When I began blogging here at Huffington Post in January, I hoped that in addition to sharing my own thoughts on educational issues of the day, I might be able to provide space for the voices and experiences of teachers and students. Like many (but not all) bloggers who post on this page, I write from the perspective of an outsider. Yes, I taught middle school in Chicago for many years, and I still work with practicing teachers in my graduate classes. But I no longer spend the bulk of my days in K-12 classrooms.
We stand to learn a lot from young people and adults who do.
A couple weeks ago I received an email from a former student who now teaches at an alternative high school in the Chicago suburbs. She wrote to share an essay that one of her students, Liam Burns, had written. Liam is 17 and has attended three different high schools. He's struggled, he says, because he detests the "rigorous bureaucracy of the typical high school setting" that forces students into prescribed boxes and standardized ways of thinking. His essay touches on themes I highlighted in a post last month about the damaging impact of corporate-model education reforms. As Liam sees it, schools don't encourage imagination or individuality in students -- instead, they demand conformity, obedience, painting inside the lines.
What I've Learned in School
By Liam Burns
I have learned a lot in my 12 years of compulsory schooling: I have learned that creativity has no place in the classroom. I have learned that it's not really the student but the grade that counts. I have learned that the American education system is a rusted, malfunctioning machine, rewarding only those who march in line and keep their mouths shut. This is the system that determines our livelihoods, and it's in dire need of repair.
Whenever a system is put in place, it is usually good practice to look at how said system affects those within it. The students themselves must be Primary Concern #1. The current method is to put all the children to the same standard: everyone's equal, everyone's the same. The problem with this mindset is the simple fact that we, as living, thinking beings, are not equal. True, we all deserve equal rights and equal opportunities, but that is where the similarities end. The expression about snowflakes comes to mind -- none of us is the same as anyone else. So why is our educational experience based on the tragically misguided assumption that we are all, in fact, the same?

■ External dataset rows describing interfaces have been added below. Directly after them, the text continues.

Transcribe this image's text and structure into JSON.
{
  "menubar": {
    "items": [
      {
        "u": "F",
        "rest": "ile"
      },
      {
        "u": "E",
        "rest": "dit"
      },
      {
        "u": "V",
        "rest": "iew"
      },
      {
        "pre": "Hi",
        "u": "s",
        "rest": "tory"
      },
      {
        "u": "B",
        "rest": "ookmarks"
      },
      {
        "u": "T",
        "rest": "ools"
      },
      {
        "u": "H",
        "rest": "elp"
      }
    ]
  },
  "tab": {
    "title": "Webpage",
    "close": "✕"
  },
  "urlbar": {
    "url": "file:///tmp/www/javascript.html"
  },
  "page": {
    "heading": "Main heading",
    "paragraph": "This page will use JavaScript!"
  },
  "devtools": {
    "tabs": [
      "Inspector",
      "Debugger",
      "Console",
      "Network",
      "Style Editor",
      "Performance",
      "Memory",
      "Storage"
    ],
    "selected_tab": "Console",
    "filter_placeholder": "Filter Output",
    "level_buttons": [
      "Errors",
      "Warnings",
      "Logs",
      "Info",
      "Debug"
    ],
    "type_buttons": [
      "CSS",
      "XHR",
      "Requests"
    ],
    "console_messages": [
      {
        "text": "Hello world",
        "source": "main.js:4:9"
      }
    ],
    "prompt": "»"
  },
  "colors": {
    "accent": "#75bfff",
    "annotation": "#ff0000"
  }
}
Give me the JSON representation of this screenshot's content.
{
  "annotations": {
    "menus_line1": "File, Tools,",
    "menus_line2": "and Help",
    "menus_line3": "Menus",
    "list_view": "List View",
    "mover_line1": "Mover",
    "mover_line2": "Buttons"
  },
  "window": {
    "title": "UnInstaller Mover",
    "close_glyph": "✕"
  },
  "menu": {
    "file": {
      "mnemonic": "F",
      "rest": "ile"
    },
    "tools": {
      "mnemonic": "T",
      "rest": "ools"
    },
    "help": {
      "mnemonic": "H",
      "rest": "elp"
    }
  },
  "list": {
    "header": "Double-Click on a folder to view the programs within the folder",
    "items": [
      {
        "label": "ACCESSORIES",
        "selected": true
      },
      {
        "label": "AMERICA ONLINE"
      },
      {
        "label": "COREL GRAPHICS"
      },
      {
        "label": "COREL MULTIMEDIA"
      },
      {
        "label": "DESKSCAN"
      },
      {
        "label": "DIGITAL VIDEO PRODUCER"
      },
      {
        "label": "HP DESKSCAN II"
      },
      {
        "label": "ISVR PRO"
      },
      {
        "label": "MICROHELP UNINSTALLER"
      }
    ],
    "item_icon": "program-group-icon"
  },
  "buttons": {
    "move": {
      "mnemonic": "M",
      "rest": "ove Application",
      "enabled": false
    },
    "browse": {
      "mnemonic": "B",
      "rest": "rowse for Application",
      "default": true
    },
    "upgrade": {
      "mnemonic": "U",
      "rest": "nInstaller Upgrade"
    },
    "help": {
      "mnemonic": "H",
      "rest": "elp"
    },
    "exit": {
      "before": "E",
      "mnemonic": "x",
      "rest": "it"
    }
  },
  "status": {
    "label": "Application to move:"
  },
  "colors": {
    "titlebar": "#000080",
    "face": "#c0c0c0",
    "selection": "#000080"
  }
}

It is a psychological fact that everyone learns in a different way. There are visual learners, kinesthetic learners, fast learners, slow learners, short learners, tall learners. Trouble is, schools only acknowledge one or two of the endless array of learning types. When teachers teach the children all the same way, only a small percentage are getting the proper attention to their own unique style of learning. The result is that certain students excel while others fall behind, with no accurate representation of actual intelligence.
The work a student puts out is a direct reflection of his or her personality. Someone who finds dates, times, formulas, and quotes mundane and tedious would not spend their time filling a paper with such things. Conversely, someone with no concept of a world outside their own would not waste time trying to convey a fictitious event. However, when time comes to do an assignment, only one of these minds will be where it belongs; the other will be lost in strange territory. This is because the grading system has been set up like a checklist. Instead of gauging the quality of the work, teachers grade the assignments based solely on specific, narrow criteria.
The grading method used by schools is called "Standardized Assessment." This is the defining problem in the American school system today. It gives all the students the same assignment with the same guidelines, regardless of who the student is or whatever individual quirk might need compensating for. Any divergence from the guidelines means either lowering the child's grade or failing them altogether. This strict adherence to the rubric leaves absolutely no room for variation, which limits creativity to a fraction of its potential.
In my sophomore year, I was told to write a 5-paragraph essay about the Civil War. It had to touch on the topics of slavery, equality, and patriotism. Since I abhor writing like a textbook, I was not excited about writing this paper. However, instead of blowing it off entirely, I modified it into something that would make me actually want to do the work. The result was a 5-page short story about a Confederate soldier named Jakob, who struggles with the idea of killing his countrymen. I hit every required topic and put in 3 solid days of work. When I handed in my paper, confident that my effort would make me a star in my teacher's eyes, I was told to redo the assignment according to the guidelines. With no time left to write an actual paper, I copied and pasted five paragraphs worth of Wikipedia. That paper got a B. The point here is that all my hard work went totally unnoticed for the sake of "sticking to the plan."
So what does all this mean for future generations? Eventually the standardization process will take full-effect, turning all children into unoriginal blobs of gray goo. Feelings of inferiority will increase in children and teens, leading to different methods of self-correction. Some will find that simply changing their work habits is enough to bring them up to the so-called "standard." Others will not be so lucky. Another, more horrifying result, is the dissolution of our imaginations. The period in our lives that we are in school is when we develop who we are. If that child with a beautifully wondrous mind is constantly being reprimanded at school for "having his head in the clouds," he is going to pull his head down, and the world will never know what it could have had.